### Task item
In full and without change, return each entry.

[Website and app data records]

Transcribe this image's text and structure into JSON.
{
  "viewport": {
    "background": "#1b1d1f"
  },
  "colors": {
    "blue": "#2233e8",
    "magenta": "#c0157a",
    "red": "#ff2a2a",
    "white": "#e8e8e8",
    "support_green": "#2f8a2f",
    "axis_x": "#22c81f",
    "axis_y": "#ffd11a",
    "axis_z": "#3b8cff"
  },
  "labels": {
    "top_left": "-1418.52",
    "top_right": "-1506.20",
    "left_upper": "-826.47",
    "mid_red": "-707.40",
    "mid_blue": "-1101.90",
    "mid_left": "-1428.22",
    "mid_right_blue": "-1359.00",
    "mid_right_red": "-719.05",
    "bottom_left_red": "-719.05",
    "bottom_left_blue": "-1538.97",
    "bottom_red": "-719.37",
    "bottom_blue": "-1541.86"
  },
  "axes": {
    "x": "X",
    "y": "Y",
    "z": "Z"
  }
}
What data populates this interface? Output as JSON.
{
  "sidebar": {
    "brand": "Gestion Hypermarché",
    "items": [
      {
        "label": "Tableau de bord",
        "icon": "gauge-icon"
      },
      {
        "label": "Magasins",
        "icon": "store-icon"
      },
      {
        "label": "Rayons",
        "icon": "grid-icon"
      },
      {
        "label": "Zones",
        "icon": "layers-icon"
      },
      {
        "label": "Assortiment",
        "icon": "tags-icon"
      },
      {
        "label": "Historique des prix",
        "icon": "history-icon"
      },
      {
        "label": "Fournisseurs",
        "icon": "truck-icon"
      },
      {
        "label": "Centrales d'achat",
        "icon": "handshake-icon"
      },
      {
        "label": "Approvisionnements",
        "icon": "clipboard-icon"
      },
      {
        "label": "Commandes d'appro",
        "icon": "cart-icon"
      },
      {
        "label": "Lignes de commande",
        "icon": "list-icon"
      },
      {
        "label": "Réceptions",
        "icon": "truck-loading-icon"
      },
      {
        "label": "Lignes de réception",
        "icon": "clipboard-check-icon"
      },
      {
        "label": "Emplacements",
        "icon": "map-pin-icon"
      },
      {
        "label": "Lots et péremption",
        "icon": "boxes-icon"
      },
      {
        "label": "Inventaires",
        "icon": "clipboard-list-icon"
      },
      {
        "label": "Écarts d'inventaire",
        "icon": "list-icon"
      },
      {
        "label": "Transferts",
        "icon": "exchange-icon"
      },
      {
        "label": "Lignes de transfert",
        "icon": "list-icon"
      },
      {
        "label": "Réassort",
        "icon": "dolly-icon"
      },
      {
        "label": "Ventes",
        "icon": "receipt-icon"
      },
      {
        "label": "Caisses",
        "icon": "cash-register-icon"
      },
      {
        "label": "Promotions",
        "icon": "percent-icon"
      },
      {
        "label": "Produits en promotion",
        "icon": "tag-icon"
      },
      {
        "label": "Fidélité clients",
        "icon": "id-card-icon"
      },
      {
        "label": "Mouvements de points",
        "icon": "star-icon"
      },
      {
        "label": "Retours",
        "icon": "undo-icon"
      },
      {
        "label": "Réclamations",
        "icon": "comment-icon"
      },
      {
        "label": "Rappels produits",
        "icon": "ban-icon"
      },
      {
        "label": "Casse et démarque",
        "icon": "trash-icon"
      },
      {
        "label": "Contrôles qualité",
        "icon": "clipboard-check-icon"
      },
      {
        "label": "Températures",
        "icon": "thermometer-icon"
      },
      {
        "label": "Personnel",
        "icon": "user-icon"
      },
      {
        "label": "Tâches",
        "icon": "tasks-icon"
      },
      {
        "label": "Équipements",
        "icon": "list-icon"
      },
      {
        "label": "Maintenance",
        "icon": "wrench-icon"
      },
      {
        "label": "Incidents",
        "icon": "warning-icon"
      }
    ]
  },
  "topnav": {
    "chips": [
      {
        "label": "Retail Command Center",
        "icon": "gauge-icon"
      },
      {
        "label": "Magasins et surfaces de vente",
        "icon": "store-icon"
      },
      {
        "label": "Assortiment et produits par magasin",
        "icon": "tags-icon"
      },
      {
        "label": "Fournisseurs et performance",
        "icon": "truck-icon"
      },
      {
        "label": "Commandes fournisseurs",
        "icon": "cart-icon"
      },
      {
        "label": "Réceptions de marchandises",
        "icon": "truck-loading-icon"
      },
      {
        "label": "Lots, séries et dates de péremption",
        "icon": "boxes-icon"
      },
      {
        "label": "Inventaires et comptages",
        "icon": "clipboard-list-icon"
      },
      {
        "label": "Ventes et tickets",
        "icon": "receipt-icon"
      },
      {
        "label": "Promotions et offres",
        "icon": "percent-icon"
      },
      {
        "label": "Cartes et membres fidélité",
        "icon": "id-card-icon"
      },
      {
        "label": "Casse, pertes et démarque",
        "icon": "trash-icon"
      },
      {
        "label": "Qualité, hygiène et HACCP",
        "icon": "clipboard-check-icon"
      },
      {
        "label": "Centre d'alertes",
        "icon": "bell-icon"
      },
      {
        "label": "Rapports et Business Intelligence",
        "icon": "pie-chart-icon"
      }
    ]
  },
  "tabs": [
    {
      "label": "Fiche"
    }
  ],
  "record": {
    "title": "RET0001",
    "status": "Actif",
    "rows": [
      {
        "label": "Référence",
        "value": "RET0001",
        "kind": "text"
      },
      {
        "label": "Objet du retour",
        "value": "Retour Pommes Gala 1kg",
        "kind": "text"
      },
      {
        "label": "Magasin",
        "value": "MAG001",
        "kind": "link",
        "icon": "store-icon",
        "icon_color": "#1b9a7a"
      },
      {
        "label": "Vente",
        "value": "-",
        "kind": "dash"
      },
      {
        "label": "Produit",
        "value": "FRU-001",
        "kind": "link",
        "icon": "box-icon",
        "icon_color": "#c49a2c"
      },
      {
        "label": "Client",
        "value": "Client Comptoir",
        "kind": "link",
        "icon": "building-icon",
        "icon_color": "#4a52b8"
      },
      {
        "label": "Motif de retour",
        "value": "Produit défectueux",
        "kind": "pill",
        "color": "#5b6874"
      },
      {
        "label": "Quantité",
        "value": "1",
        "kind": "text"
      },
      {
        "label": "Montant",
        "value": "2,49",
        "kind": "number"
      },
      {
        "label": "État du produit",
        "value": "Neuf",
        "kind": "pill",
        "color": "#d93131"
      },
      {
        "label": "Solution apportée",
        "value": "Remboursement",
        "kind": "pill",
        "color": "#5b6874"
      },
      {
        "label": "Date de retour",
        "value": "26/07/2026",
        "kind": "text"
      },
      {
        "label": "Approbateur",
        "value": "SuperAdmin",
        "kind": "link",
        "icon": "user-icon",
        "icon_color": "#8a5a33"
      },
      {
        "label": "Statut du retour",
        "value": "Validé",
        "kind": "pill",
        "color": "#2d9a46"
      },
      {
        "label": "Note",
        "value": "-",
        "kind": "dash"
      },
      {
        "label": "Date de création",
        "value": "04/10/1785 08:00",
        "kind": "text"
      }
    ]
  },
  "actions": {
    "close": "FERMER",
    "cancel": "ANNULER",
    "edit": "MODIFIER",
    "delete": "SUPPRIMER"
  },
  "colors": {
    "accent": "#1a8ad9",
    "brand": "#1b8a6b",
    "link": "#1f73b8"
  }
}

### Answer area
Transcribe this image's text and structure into JSON.
{
  "viewport": {
    "background": "#1b1d1f"
  },
  "colors": {
    "blue": "#2233e8",
    "magenta": "#c0157a",
    "red": "#ff2a2a",
    "white": "#e8e8e8",
    "support_green": "#2f8a2f",
    "axis_x": "#22c81f",
    "axis_y": "#ffd11a",
    "axis_z": "#3b8cff"
  },
  "labels": {
    "top_left": "-1418.52",
    "top_right": "-1506.20",
    "left_upper": "-826.47",
    "mid_red": "-707.40",
    "mid_blue": "-1101.90",
    "mid_left": "-1428.22",
    "mid_right_blue": "-1359.00",
    "mid_right_red": "-719.05",
    "bottom_left_red": "-719.05",
    "bottom_left_blue": "-1538.97",
    "bottom_red": "-719.37",
    "bottom_blue": "-1541.86"
  },
  "axes": {
    "x": "X",
    "y": "Y",
    "z": "Z"
  }
}
What data populates this interface? Output as JSON.
{
  "sidebar": {
    "brand": "Gestion Hypermarché",
    "items": [
      {
        "label": "Tableau de bord",
        "icon": "gauge-icon"
      },
      {
        "label": "Magasins",
        "icon": "store-icon"
      },
      {
        "label": "Rayons",
        "icon": "grid-icon"
      },
      {
        "label": "Zones",
        "icon": "layers-icon"
      },
      {
        "label": "Assortiment",
        "icon": "tags-icon"
      },
      {
        "label": "Historique des prix",
        "icon": "history-icon"
      },
      {
        "label": "Fournisseurs",
        "icon": "truck-icon"
      },
      {
        "label": "Centrales d'achat",
        "icon": "handshake-icon"
      },
      {
        "label": "Approvisionnements",
        "icon": "clipboard-icon"
      },
      {
        "label": "Commandes d'appro",
        "icon": "cart-icon"
      },
      {
        "label": "Lignes de commande",
        "icon": "list-icon"
      },
      {
        "label": "Réceptions",
        "icon": "truck-loading-icon"
      },
      {
        "label": "Lignes de réception",
        "icon": "clipboard-check-icon"
      },
      {
        "label": "Emplacements",
        "icon": "map-pin-icon"
      },
      {
        "label": "Lots et péremption",
        "icon": "boxes-icon"
      },
      {
        "label": "Inventaires",
        "icon": "clipboard-list-icon"
      },
      {
        "label": "Écarts d'inventaire",
        "icon": "list-icon"
      },
      {
        "label": "Transferts",
        "icon": "exchange-icon"
      },
      {
        "label": "Lignes de transfert",
        "icon": "list-icon"
      },
      {
        "label": "Réassort",
        "icon": "dolly-icon"
      },
      {
        "label": "Ventes",
        "icon": "receipt-icon"
      },
      {
        "label": "Caisses",
        "icon": "cash-register-icon"
      },
      {
        "label": "Promotions",
        "icon": "percent-icon"
      },
      {
        "label": "Produits en promotion",
        "icon": "tag-icon"
      },
      {
        "label": "Fidélité clients",
        "icon": "id-card-icon"
      },
      {
        "label": "Mouvements de points",
        "icon": "star-icon"
      },
      {
        "label": "Retours",
        "icon": "undo-icon"
      },
      {
        "label": "Réclamations",
        "icon": "comment-icon"
      },
      {
        "label": "Rappels produits",
        "icon": "ban-icon"
      },
      {
        "label": "Casse et démarque",
        "icon": "trash-icon"
      },
      {
        "label": "Contrôles qualité",
        "icon": "clipboard-check-icon"
      },
      {
        "label": "Températures",
        "icon": "thermometer-icon"
      },
      {
        "label": "Personnel",
        "icon": "user-icon"
      },
      {
        "label": "Tâches",
        "icon": "tasks-icon"
      },
      {
        "label": "Équipements",
        "icon": "list-icon"
      },
      {
        "label": "Maintenance",
        "icon": "wrench-icon"
      },
      {
        "label": "Incidents",
        "icon": "warning-icon"
      }
    ]
  },
  "topnav": {
    "chips": [
      {
        "label": "Retail Command Center",
        "icon": "gauge-icon"
      },
      {
        "label": "Magasins et surfaces de vente",
        "icon": "store-icon"
      },
      {
        "label": "Assortiment et produits par magasin",
        "icon": "tags-icon"
      },
      {
        "label": "Fournisseurs et performance",
        "icon": "truck-icon"
      },
      {
        "label": "Commandes fournisseurs",
        "icon": "cart-icon"
      },
      {
        "label": "Réceptions de marchandises",
        "icon": "truck-loading-icon"
      },
      {
        "label": "Lots, séries et dates de péremption",
        "icon": "boxes-icon"
      },
      {
        "label": "Inventaires et comptages",
        "icon": "clipboard-list-icon"
      },
      {
        "label": "Ventes et tickets",
        "icon": "receipt-icon"
      },
      {
        "label": "Promotions et offres",
        "icon": "percent-icon"
      },
      {
        "label": "Cartes et membres fidélité",
        "icon": "id-card-icon"
      },
      {
        "label": "Casse, pertes et démarque",
        "icon": "trash-icon"
      },
      {
        "label": "Qualité, hygiène et HACCP",
        "icon": "clipboard-check-icon"
      },
      {
        "label": "Centre d'alertes",
        "icon": "bell-icon"
      },
      {
        "label": "Rapports et Business Intelligence",
        "icon": "pie-chart-icon"
      }
    ]
  },
  "tabs": [
    {
      "label": "Fiche"
    }
  ],
  "record": {
    "title": "RET0001",
    "status": "Actif",
    "rows": [
      {
        "label": "Référence",
        "value": "RET0001",
        "kind": "text"
      },
      {
        "label": "Objet du retour",
        "value": "Retour Pommes Gala 1kg",
        "kind": "text"
      },
      {
        "label": "Magasin",
        "value": "MAG001",
        "kind": "link",
        "icon": "store-icon",
        "icon_color": "#1b9a7a"
      },
      {
        "label": "Vente",
        "value": "-",
        "kind": "dash"
      },
      {
        "label": "Produit",
        "value": "FRU-001",
        "kind": "link",
        "icon": "box-icon",
        "icon_color": "#c49a2c"
      },
      {
        "label": "Client",
        "value": "Client Comptoir",
        "kind": "link",
        "icon": "building-icon",
        "icon_color": "#4a52b8"
      },
      {
        "label": "Motif de retour",
        "value": "Produit défectueux",
        "kind": "pill",
        "color": "#5b6874"
      },
      {
        "label": "Quantité",
        "value": "1",
        "kind": "text"
      },
      {
        "label": "Montant",
        "value": "2,49",
        "kind": "number"
      },
      {
        "label": "État du produit",
        "value": "Neuf",
        "kind": "pill",
        "color": "#d93131"
      },
      {
        "label": "Solution apportée",
        "value": "Remboursement",
        "kind": "pill",
        "color": "#5b6874"
      },
      {
        "label": "Date de retour",
        "value": "26/07/2026",
        "kind": "text"
      },
      {
        "label": "Approbateur",
        "value": "SuperAdmin",
        "kind": "link",
        "icon": "user-icon",
        "icon_color": "#8a5a33"
      },
      {
        "label": "Statut du retour",
        "value": "Validé",
        "kind": "pill",
        "color": "#2d9a46"
      },
      {
        "label": "Note",
        "value": "-",
        "kind": "dash"
      },
      {
        "label": "Date de création",
        "value": "04/10/1785 08:00",
        "kind": "text"
      }
    ]
  },
  "actions": {
    "close": "FERMER",
    "cancel": "ANNULER",
    "edit": "MODIFIER",
    "delete": "SUPPRIMER"
  },
  "colors": {
    "accent": "#1a8ad9",
    "brand": "#1b8a6b",
    "link": "#1f73b8"
  }
}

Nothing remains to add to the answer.